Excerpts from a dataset
------------------------------------------------------------------------
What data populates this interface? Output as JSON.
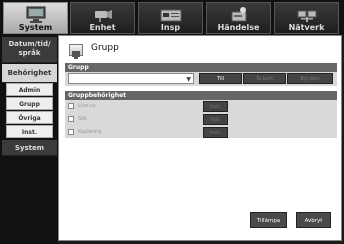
{
  "tabs": [
    {
      "label": "System",
      "icon": "monitor-icon",
      "active": true
    },
    {
      "label": "Enhet",
      "icon": "camera-icon",
      "active": false
    },
    {
      "label": "Insp",
      "icon": "recorder-icon",
      "active": false
    },
    {
      "label": "Händelse",
      "icon": "event-icon",
      "active": false
    },
    {
      "label": "Nätverk",
      "icon": "network-icon",
      "active": false
    }
  ],
  "sidebar": {
    "items": [
      {
        "label": "Datum/tid/\nspråk"
      },
      {
        "label": "Behörighet"
      },
      {
        "label": "System"
      }
    ],
    "sub_items": [
      "Admin",
      "Grupp",
      "Övriga",
      "Inst."
    ]
  },
  "page": {
    "title": "Grupp",
    "group_section": {
      "header": "Grupp",
      "select_value": "",
      "buttons": [
        "Till",
        "Ta bort",
        "Byt.ben"
      ]
    },
    "permission_section": {
      "header": "Gruppbehörighet",
      "rows": [
        {
          "label": "Live-vy",
          "button": "Inst."
        },
        {
          "label": "Sök",
          "button": "Inst."
        },
        {
          "label": "Kopiering",
          "button": "Inst."
        }
      ]
    },
    "footer": {
      "apply_label": "Tillämpa",
      "cancel_label": "Avbryt"
    }
  }
}
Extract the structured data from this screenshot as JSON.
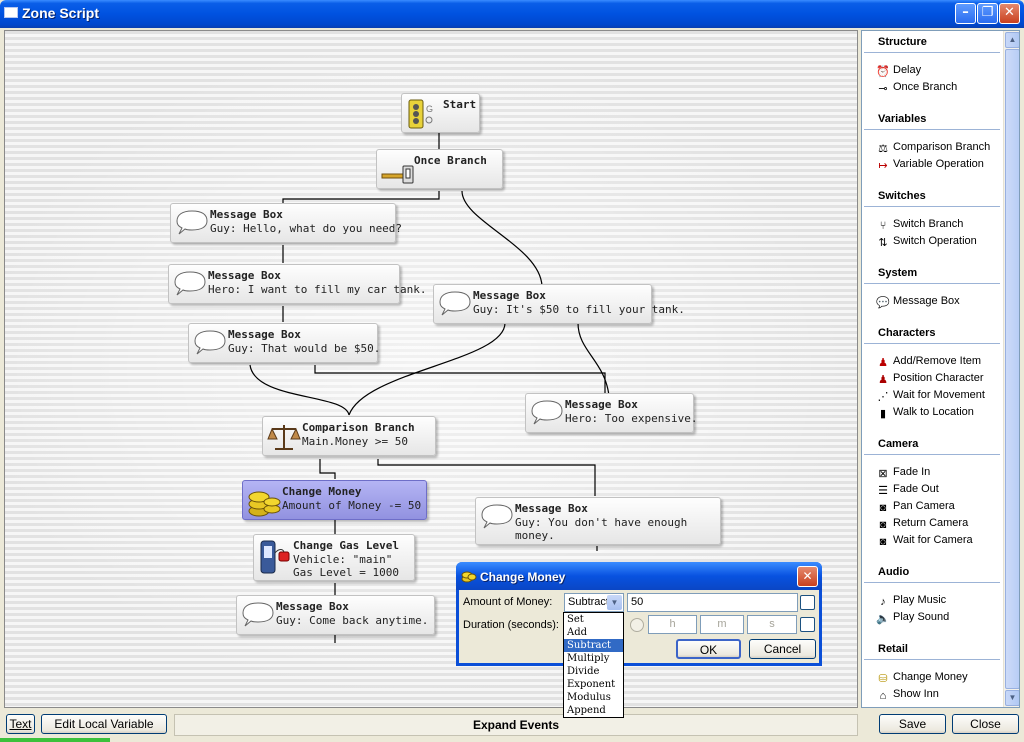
{
  "window": {
    "title": "Zone Script",
    "controls": [
      "minimize-icon",
      "restore-icon",
      "close-icon"
    ]
  },
  "nodes": [
    {
      "id": "start",
      "title": "Start",
      "desc": "",
      "icon": "traffic-light-icon"
    },
    {
      "id": "once",
      "title": "Once Branch",
      "desc": "",
      "icon": "key-icon"
    },
    {
      "id": "msg1",
      "title": "Message Box",
      "desc": "Guy: Hello, what do you need?",
      "icon": "speech-bubble-icon"
    },
    {
      "id": "msg2",
      "title": "Message Box",
      "desc": "Hero: I want to fill my car tank.",
      "icon": "speech-bubble-icon"
    },
    {
      "id": "msg3",
      "title": "Message Box",
      "desc": "Guy: That would be $50.",
      "icon": "speech-bubble-icon"
    },
    {
      "id": "msg4",
      "title": "Message Box",
      "desc": "Guy: It's $50 to fill your tank.",
      "icon": "speech-bubble-icon"
    },
    {
      "id": "msg5",
      "title": "Message Box",
      "desc": "Hero: Too expensive.",
      "icon": "speech-bubble-icon"
    },
    {
      "id": "cmp",
      "title": "Comparison Branch",
      "desc": "Main.Money >= 50",
      "icon": "scale-icon"
    },
    {
      "id": "money",
      "title": "Change Money",
      "desc": "Amount of Money -= 50",
      "icon": "coins-icon"
    },
    {
      "id": "gas",
      "title": "Change Gas Level",
      "desc": "Vehicle: \"main\"\nGas Level = 1000",
      "icon": "gas-pump-icon"
    },
    {
      "id": "msg6",
      "title": "Message Box",
      "desc": "Guy: Come back anytime.",
      "icon": "speech-bubble-icon"
    },
    {
      "id": "msg7",
      "title": "Message Box",
      "desc": "Guy: You don't have enough\nmoney.",
      "icon": "speech-bubble-icon"
    }
  ],
  "panel": {
    "sections": [
      {
        "header": "Structure",
        "items": [
          {
            "label": "Delay",
            "icon": "alarm-clock-icon"
          },
          {
            "label": "Once Branch",
            "icon": "key-icon"
          }
        ]
      },
      {
        "header": "Variables",
        "items": [
          {
            "label": "Comparison Branch",
            "icon": "scale-icon"
          },
          {
            "label": "Variable Operation",
            "icon": "arrow-operation-icon"
          }
        ]
      },
      {
        "header": "Switches",
        "items": [
          {
            "label": "Switch Branch",
            "icon": "switch-branch-icon"
          },
          {
            "label": "Switch Operation",
            "icon": "switch-operation-icon"
          }
        ]
      },
      {
        "header": "System",
        "items": [
          {
            "label": "Message Box",
            "icon": "speech-bubble-icon"
          }
        ]
      },
      {
        "header": "Characters",
        "items": [
          {
            "label": "Add/Remove Item",
            "icon": "add-remove-item-icon"
          },
          {
            "label": "Position Character",
            "icon": "position-character-icon"
          },
          {
            "label": "Wait for Movement",
            "icon": "wait-movement-icon"
          },
          {
            "label": "Walk to Location",
            "icon": "walk-location-icon"
          }
        ]
      },
      {
        "header": "Camera",
        "items": [
          {
            "label": "Fade In",
            "icon": "fade-in-icon"
          },
          {
            "label": "Fade Out",
            "icon": "fade-out-icon"
          },
          {
            "label": "Pan Camera",
            "icon": "pan-camera-icon"
          },
          {
            "label": "Return Camera",
            "icon": "return-camera-icon"
          },
          {
            "label": "Wait for Camera",
            "icon": "wait-camera-icon"
          }
        ]
      },
      {
        "header": "Audio",
        "items": [
          {
            "label": "Play Music",
            "icon": "music-note-icon"
          },
          {
            "label": "Play Sound",
            "icon": "speaker-icon"
          }
        ]
      },
      {
        "header": "Retail",
        "items": [
          {
            "label": "Change Money",
            "icon": "coins-icon"
          },
          {
            "label": "Show Inn",
            "icon": "inn-icon"
          }
        ]
      }
    ]
  },
  "bottom": {
    "text_btn": "Text",
    "edit_var": "Edit Local Variable",
    "expand": "Expand Events",
    "save": "Save",
    "close": "Close"
  },
  "dialog": {
    "title": "Change Money",
    "amount_label": "Amount of Money:",
    "operation": "Subtract",
    "amount_value": "50",
    "duration_label": "Duration (seconds):",
    "h": "h",
    "m": "m",
    "s": "s",
    "ok": "OK",
    "cancel": "Cancel",
    "options": [
      "Set",
      "Add",
      "Subtract",
      "Multiply",
      "Divide",
      "Exponent",
      "Modulus",
      "Append"
    ],
    "selected_option": "Subtract"
  },
  "colors": {
    "titlebar": "#0052e0",
    "selected_node": "#9f9fe8",
    "highlight": "#316ac5"
  }
}
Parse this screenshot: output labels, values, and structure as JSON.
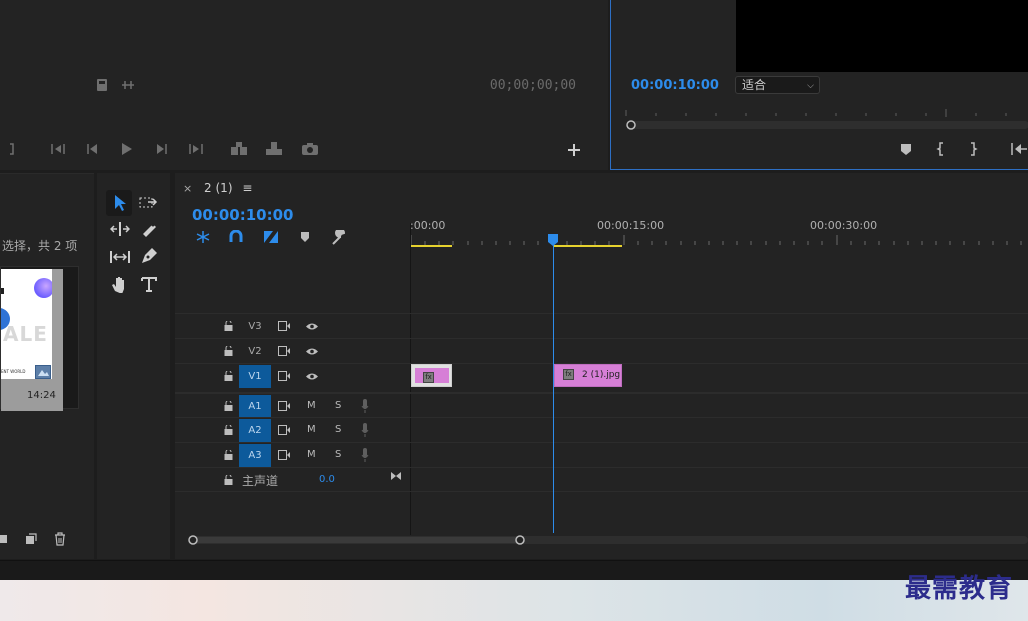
{
  "source_monitor": {
    "timecode": "00;00;00;00"
  },
  "program_monitor": {
    "timecode": "00:00:10:00",
    "fit_select": "适合"
  },
  "project": {
    "selection_text": "选择，共 2 项",
    "thumb_duration": "14:24",
    "thumb_text_large": "ALE",
    "thumb_text_small": "ENT WORLD"
  },
  "timeline": {
    "sequence_tab": "2 (1)",
    "timecode": "00:00:10:00",
    "ruler_labels": [
      ":00:00",
      "00:00:15:00",
      "00:00:30:00"
    ],
    "tracks": {
      "v3": "V3",
      "v2": "V2",
      "v1": "V1",
      "a1": "A1",
      "a2": "A2",
      "a3": "A3",
      "master_label": "主声道",
      "master_value": "0.0",
      "mute": "M",
      "solo": "S"
    },
    "clips": {
      "clip2_name": "2 (1).jpg",
      "fx": "fx"
    }
  },
  "watermark": "最需教育",
  "colors": {
    "accent_blue": "#2d8ceb",
    "track_on": "#0d5a9b",
    "clip_pink": "#d67fd6",
    "panel_bg": "#232323"
  }
}
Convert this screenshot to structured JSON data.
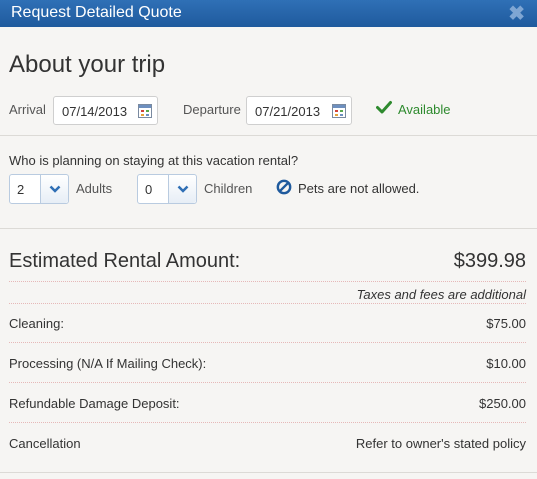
{
  "dialog": {
    "title": "Request Detailed Quote",
    "close_glyph": "✖"
  },
  "trip": {
    "heading": "About your trip",
    "arrival_label": "Arrival",
    "arrival_value": "07/14/2013",
    "departure_label": "Departure",
    "departure_value": "07/21/2013",
    "availability": "Available"
  },
  "guests": {
    "question": "Who is planning on staying at this vacation rental?",
    "adults_value": "2",
    "adults_label": "Adults",
    "children_value": "0",
    "children_label": "Children",
    "pets_note": "Pets are not allowed."
  },
  "estimate": {
    "label": "Estimated Rental Amount:",
    "amount": "$399.98",
    "tax_note": "Taxes and fees are additional",
    "fees": [
      {
        "name": "Cleaning:",
        "amount": "$75.00"
      },
      {
        "name": "Processing (N/A If Mailing Check):",
        "amount": "$10.00"
      },
      {
        "name": "Refundable Damage Deposit:",
        "amount": "$250.00"
      },
      {
        "name": "Cancellation",
        "amount": "Refer to owner's stated policy"
      }
    ]
  },
  "colors": {
    "titlebar": "#2f70b6",
    "available": "#2e8a2e",
    "no_pets_icon": "#1f5a9d"
  }
}
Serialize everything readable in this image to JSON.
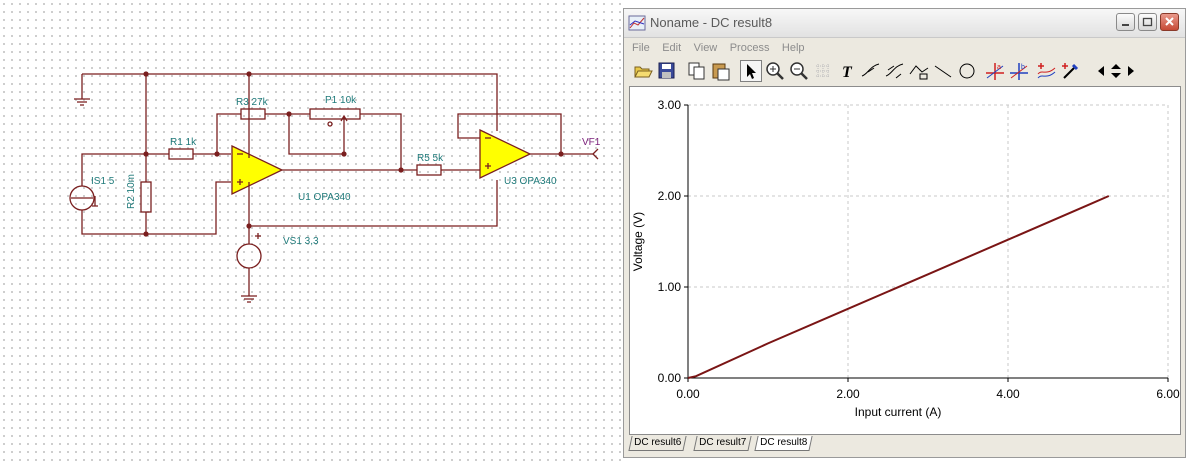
{
  "schematic": {
    "labels": {
      "r3": "R3 27k",
      "p1": "P1 10k",
      "r1": "R1 1k",
      "r5": "R5 5k",
      "is1": "IS1 5",
      "r2": "R2 10m",
      "u1": "U1 OPA340",
      "u3": "U3 OPA340",
      "vs1": "VS1 3,3",
      "vf1": "VF1"
    }
  },
  "window": {
    "title": "Noname - DC result8",
    "menu": [
      "File",
      "Edit",
      "View",
      "Process",
      "Help"
    ],
    "tabs": [
      "DC result6",
      "DC result7",
      "DC result8"
    ],
    "active_tab": "DC result8",
    "colors": {
      "trace": "#7a1515",
      "grid": "#c8c8c8"
    },
    "icons": [
      "open-icon",
      "save-icon",
      "copy-icon",
      "paste-icon",
      "pointer-icon",
      "zoom-in-icon",
      "zoom-out-icon",
      "grid-icon",
      "text-icon",
      "curve-label-icon",
      "curve-label2-icon",
      "curve-label3-icon",
      "line-icon",
      "circle-icon",
      "cursor-a-icon",
      "cursor-b-icon",
      "add-curve-icon",
      "probe-icon",
      "arrow-left-icon",
      "arrow-updown-icon",
      "arrow-right-icon"
    ]
  },
  "chart_data": {
    "type": "line",
    "title": "",
    "xlabel": "Input current (A)",
    "ylabel": "Voltage (V)",
    "xlim": [
      0,
      6
    ],
    "ylim": [
      0,
      3
    ],
    "xticks": [
      "0.00",
      "2.00",
      "4.00",
      "6.00"
    ],
    "yticks": [
      "0.00",
      "1.00",
      "2.00",
      "3.00"
    ],
    "grid": true,
    "series": [
      {
        "x": [
          0,
          0.1,
          1,
          2,
          3,
          4,
          5,
          5.26
        ],
        "y": [
          0,
          0.02,
          0.38,
          0.76,
          1.14,
          1.52,
          1.9,
          2.0
        ]
      }
    ]
  }
}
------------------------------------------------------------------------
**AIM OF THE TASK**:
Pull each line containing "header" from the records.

**EXERCISE RESPONSE**:
      "header": "Grupp",
      "header": "Gruppbehörighet",
        "header": "Structure",
        "header": "Variables",
        "header": "Switches",
        "header": "System",
        "header": "Characters",
        "header": "Camera",
        "header": "Audio",
        "header": "Retail",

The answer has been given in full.